From: Christchurch, New Zealand
I can so hear what you're saying: "is this game all about one carrier battle"?
The answer is NO..... and yes :D
If you put your carriers in separate groups you get one main benefit - incoming enemy attacks can concentrate on one of the TFs while sparing the others. In 3 groups of 2 for instance, 2 carriers may be sunk but the other TFs of 2 not touched. These carriers can now retaliate in the next turn. If your opponent had all his carriers in one group 4 or 5 of his carriers may be damaged: damaged carriers will be hit more easily in round 2 of strikes (they may also not be able to conduct flight ops).
You have seen the detriment of having multiple groups - they are commanded by different captains, with different capabilities, and they are likely to get a bit uncoordinated. It was in this uncoordination where you fell down - he had multiple defenders - you came in in dribs and drabs.
In my experience, even with 9 against 7 carriers in opposing TFs (say) not all of the carriers are sunk or even damaged, and usually some damage is sufferd by both sides - enough to force both sides to retreat and lick their wounds. A carrier sent back to Pearl or Tokyo is lost for a long time, with no gaurantee you will get it back - especially if you are the Japs. My point here is: 2 surviving carriers (say) suddenly become a very powerful force and by the same token other units like LBA and especially surface units become more important: they don't have to worry so much about enemy carriers.
What tends to happen is both sides heavily CAP their groups but one gets a few lucky hits. Because of the heavy CAP alot of the attacking bombers (from both sides) have their numbers savaged and the moral of their pilots gutted. Alot now depends on where your battle took place. If it is in the middle of the ocean - the better conditioned side should be able to kill cripples, but again some will escape.
The Japanese (and this is an opinion) are toast if they loose their Carriers - by proxy this includes their aircraft and aircrews. So a decisive victory for the US means the Japs are in real trouble; however, if they manage to get their planes off and base them on land, then they are not completely without a sword to smite the capatilist enemy. The Allies paradoxically don't really NEED to have carriers - they make you far more capable of succeeding and give you far better flexibility, but they aren't absolutely necessary. With the strength of their land based fighters (especially after they get P-38s and their ilk) they are able to LRCAP naval forces and make Jap based carrier attacks very costly. They will loose alot more ships but they have forces in spades so they can afford it (usually).

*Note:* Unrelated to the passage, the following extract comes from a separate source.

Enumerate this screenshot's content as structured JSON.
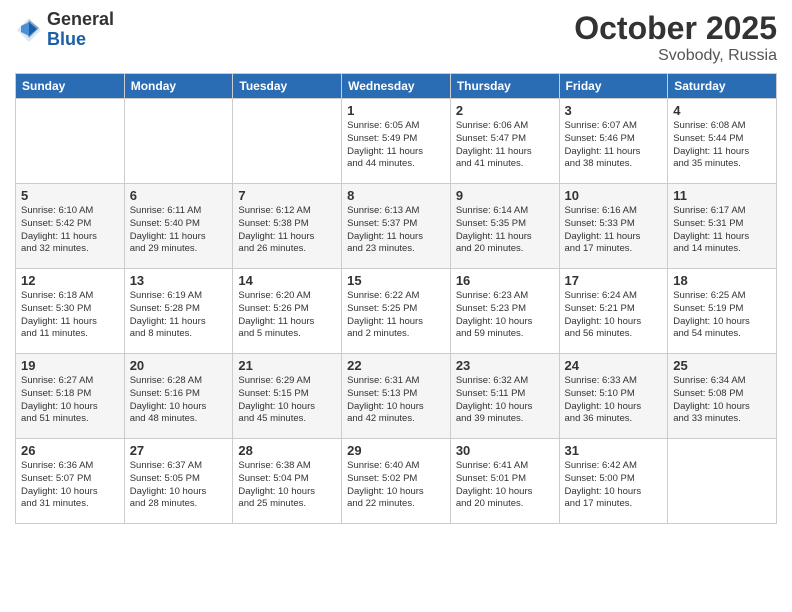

These opinions I have put forward are all open to the vagaries of the game. Weather, as you have seen, can turn all your plans upside down. Luck plays a huge part. Alot falls on the moral and fatigue of your aircrews - this to me is the most important, if difficult to measure, aspect of the carrier battle.
Not many use it, but the utilisation of very separate (on the map) carrier groups could pay large dividends. You could have 2 carriers ghost your opponents carriers - never getting close enough to fight but always being a needle in his side; while on the other side of the map 3 other carriers wreck havoc upon unsuspecting transport TFs. Remember, another big drawback of having all your carriers in one TF is they can't be everywhere at once - the old hit him where he aint maxim!
So the game, in my regard, isn't all over after a CV-CV battle. About the only time I would agree to it being so is if the japs lost decisively - most carriers sunk and with it their planes and aircrews. In my opinion it changes, while both sides have carriers they are kings of the sea and all must be wary of what they do. If one side has carriers they have operational flexibility - but all is not lost. You can't take bases with carriers, for that you need transports, there are plenty of ways of killing them without using carriers!
pauses and takes large breath.